Organic compounds like proteins, fats, carbohydrates, and nucleic acids are fundamental to life as we know it. They make up the cells and tissues of organisms, serve as energy sources, and facilitate vital biochemical reactions. For example, DNA—an organic compound—is the molecule that carries genetic instructions for the development, functioning, and reproduction of all known living organisms.

Can inorganic compounds be harmful?

Inorganic compounds can range from beneficial to benign to harmful. For instance, minerals like calcium and iron are essential for human health. However, other inorganic compounds, like certain heavy metals such as lead and mercury, can be toxic. These harmful substances can contaminate water and soil, posing risks to both human health and the environment.

Why do organic compounds react slower than inorganic ones?

Organic compounds often have more complex structures, with multiple bonds and larger molecules. This complexity requires more energy to break the bonds and initiate a reaction. Inorganic compounds, being generally simpler and often ionic in nature, require less energy to initiate reactions, making them typically faster to react under the same conditions.

Can organic compounds exist without inorganic compounds?

No, the relationship between organic and inorganic compounds is symbiotic and fundamental to life on Earth.
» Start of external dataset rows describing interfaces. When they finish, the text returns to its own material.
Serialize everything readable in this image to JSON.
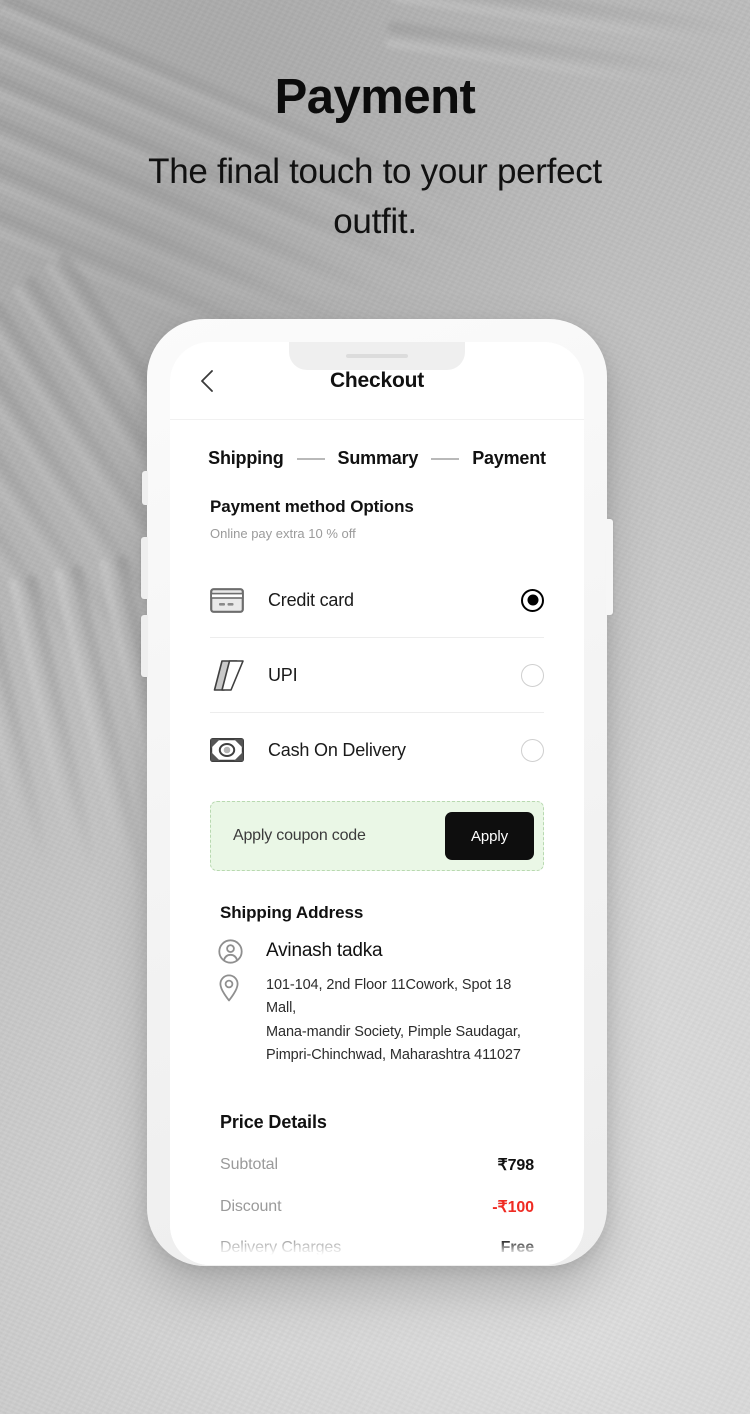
{
  "hero": {
    "title": "Payment",
    "subtitle": "The final touch to your perfect outfit."
  },
  "phone": {
    "header": {
      "back_icon": "chevron-left-icon",
      "title": "Checkout"
    },
    "steps": [
      {
        "label": "Shipping"
      },
      {
        "label": "Summary"
      },
      {
        "label": "Payment"
      }
    ],
    "payment_section": {
      "title": "Payment method Options",
      "subtitle": "Online pay extra 10 % off",
      "options": [
        {
          "label": "Credit card",
          "icon": "credit-card-icon",
          "selected": true
        },
        {
          "label": "UPI",
          "icon": "upi-icon",
          "selected": false
        },
        {
          "label": "Cash On Delivery",
          "icon": "banknote-icon",
          "selected": false
        }
      ]
    },
    "coupon": {
      "placeholder": "Apply coupon code",
      "value": "",
      "apply_label": "Apply",
      "background": "#eaf7e6",
      "border": "#b8d9b0"
    },
    "shipping_address": {
      "title": "Shipping Address",
      "name": "Avinash tadka",
      "name_icon": "user-circle-icon",
      "address_icon": "map-pin-icon",
      "address_lines": [
        "101-104, 2nd Floor 11Cowork, Spot 18 Mall,",
        "Mana-mandir Society, Pimple Saudagar,",
        "Pimpri-Chinchwad, Maharashtra 411027"
      ]
    },
    "price_details": {
      "title": "Price Details",
      "rows": [
        {
          "label": "Subtotal",
          "value": "₹798",
          "negative": false
        },
        {
          "label": "Discount",
          "value": "-₹100",
          "negative": true
        },
        {
          "label": "Delivery Charges",
          "value": "Free",
          "negative": false
        }
      ]
    }
  },
  "colors": {
    "accent_black": "#0e0e0e",
    "discount_red": "#ef2b23",
    "coupon_green": "#eaf7e6",
    "muted_gray": "#9a9a9a"
  }
}
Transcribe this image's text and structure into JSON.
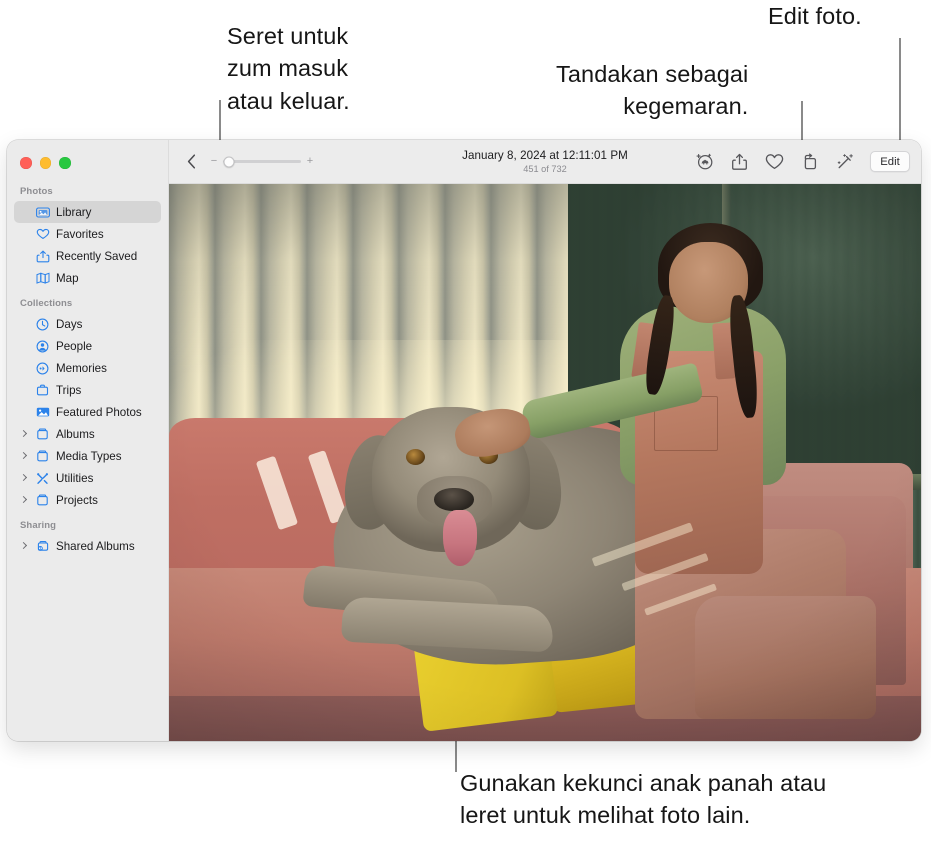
{
  "callouts": {
    "zoom": "Seret untuk\nzum masuk\natau keluar.",
    "favorite": "Tandakan sebagai\nkegemaran.",
    "edit": "Edit foto.",
    "navigate": "Gunakan kekunci anak panah atau\nleret untuk melihat foto lain."
  },
  "window": {
    "traffic_lights": [
      {
        "name": "close",
        "color": "#ff5f57"
      },
      {
        "name": "minimize",
        "color": "#febc2e"
      },
      {
        "name": "zoom",
        "color": "#28c840"
      }
    ]
  },
  "sidebar": {
    "sections": [
      {
        "title": "Photos",
        "items": [
          {
            "label": "Library",
            "icon": "library-icon",
            "selected": true,
            "disclosure": false
          },
          {
            "label": "Favorites",
            "icon": "heart-icon",
            "selected": false,
            "disclosure": false
          },
          {
            "label": "Recently Saved",
            "icon": "recently-saved-icon",
            "selected": false,
            "disclosure": false
          },
          {
            "label": "Map",
            "icon": "map-icon",
            "selected": false,
            "disclosure": false
          }
        ]
      },
      {
        "title": "Collections",
        "items": [
          {
            "label": "Days",
            "icon": "clock-icon",
            "selected": false,
            "disclosure": false
          },
          {
            "label": "People",
            "icon": "person-icon",
            "selected": false,
            "disclosure": false
          },
          {
            "label": "Memories",
            "icon": "memories-icon",
            "selected": false,
            "disclosure": false
          },
          {
            "label": "Trips",
            "icon": "trips-icon",
            "selected": false,
            "disclosure": false
          },
          {
            "label": "Featured Photos",
            "icon": "featured-photos-icon",
            "selected": false,
            "disclosure": false
          },
          {
            "label": "Albums",
            "icon": "album-icon",
            "selected": false,
            "disclosure": true
          },
          {
            "label": "Media Types",
            "icon": "album-icon",
            "selected": false,
            "disclosure": true
          },
          {
            "label": "Utilities",
            "icon": "utilities-icon",
            "selected": false,
            "disclosure": true
          },
          {
            "label": "Projects",
            "icon": "album-icon",
            "selected": false,
            "disclosure": true
          }
        ]
      },
      {
        "title": "Sharing",
        "items": [
          {
            "label": "Shared Albums",
            "icon": "shared-album-icon",
            "selected": false,
            "disclosure": true
          }
        ]
      }
    ],
    "accent_color": "#2b82ea"
  },
  "toolbar": {
    "back_label": "back-chevron",
    "zoom": {
      "minus": "−",
      "plus": "+",
      "value_percent": 8
    },
    "title": "January 8, 2024 at 12:11:01 PM",
    "subtitle": "451 of 732",
    "actions": [
      {
        "name": "visual-lookup-pet-icon",
        "label": "Look Up — Dog"
      },
      {
        "name": "share-icon",
        "label": "Share"
      },
      {
        "name": "heart-icon",
        "label": "Favorite"
      },
      {
        "name": "rotate-icon",
        "label": "Rotate"
      },
      {
        "name": "enhance-icon",
        "label": "Auto Enhance"
      }
    ],
    "edit_label": "Edit"
  },
  "photo": {
    "description": "Girl in rust corduroy overalls and green top sitting on a pink velvet couch petting a Weimaraner dog, yellow fringed blanket, vertical blinds and green damask wall behind."
  }
}
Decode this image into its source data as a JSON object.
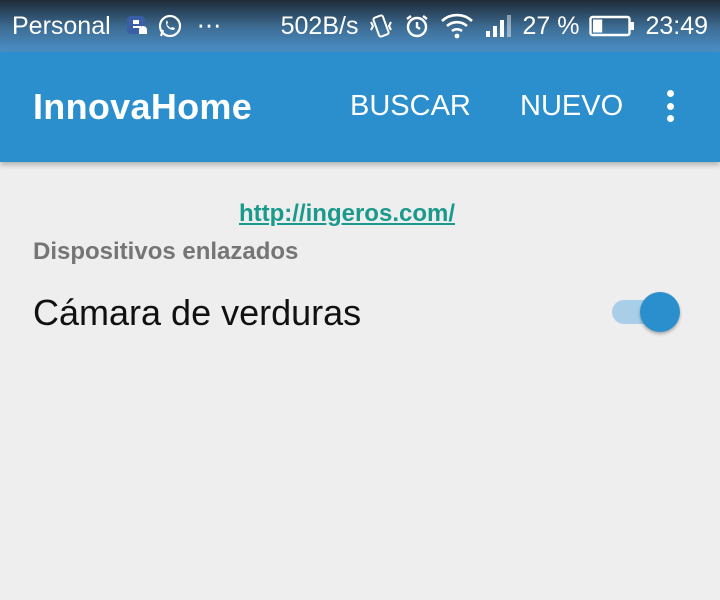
{
  "status_bar": {
    "carrier": "Personal",
    "more": "⋯",
    "speed": "502B/s",
    "battery_percent": "27 %",
    "time": "23:49",
    "icons": [
      "notification-icon",
      "whatsapp-icon",
      "vibrate-icon",
      "alarm-icon",
      "wifi-icon",
      "signal-icon",
      "battery-icon"
    ],
    "battery_level": 0.27
  },
  "app_bar": {
    "title": "InnovaHome",
    "buscar_label": "BUSCAR",
    "nuevo_label": "NUEVO",
    "background": "#2b8fce"
  },
  "content": {
    "link": "http://ingeros.com/",
    "section_header": "Dispositivos enlazados",
    "devices": [
      {
        "label": "Cámara de verduras",
        "enabled": true
      }
    ]
  },
  "colors": {
    "accent": "#2b8fce",
    "link": "#1a9a8c"
  }
}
They interact in many essential processes. For example, plants convert inorganic carbon dioxide into organic glucose through photosynthesis. Additionally, inorganic ions and elements are crucial for the structure and function of organic molecules. In essence, neither can exist in isolation; both are essential players in the complex web of life.

Understanding the nuanced interactions between organic and inorganic compounds helps us appreciate the delicate balance that sustains life and natural processes on Earth. It’s a topic that not only satiates our scientific curiosity but also underscores the interconnectedness of all things in our world.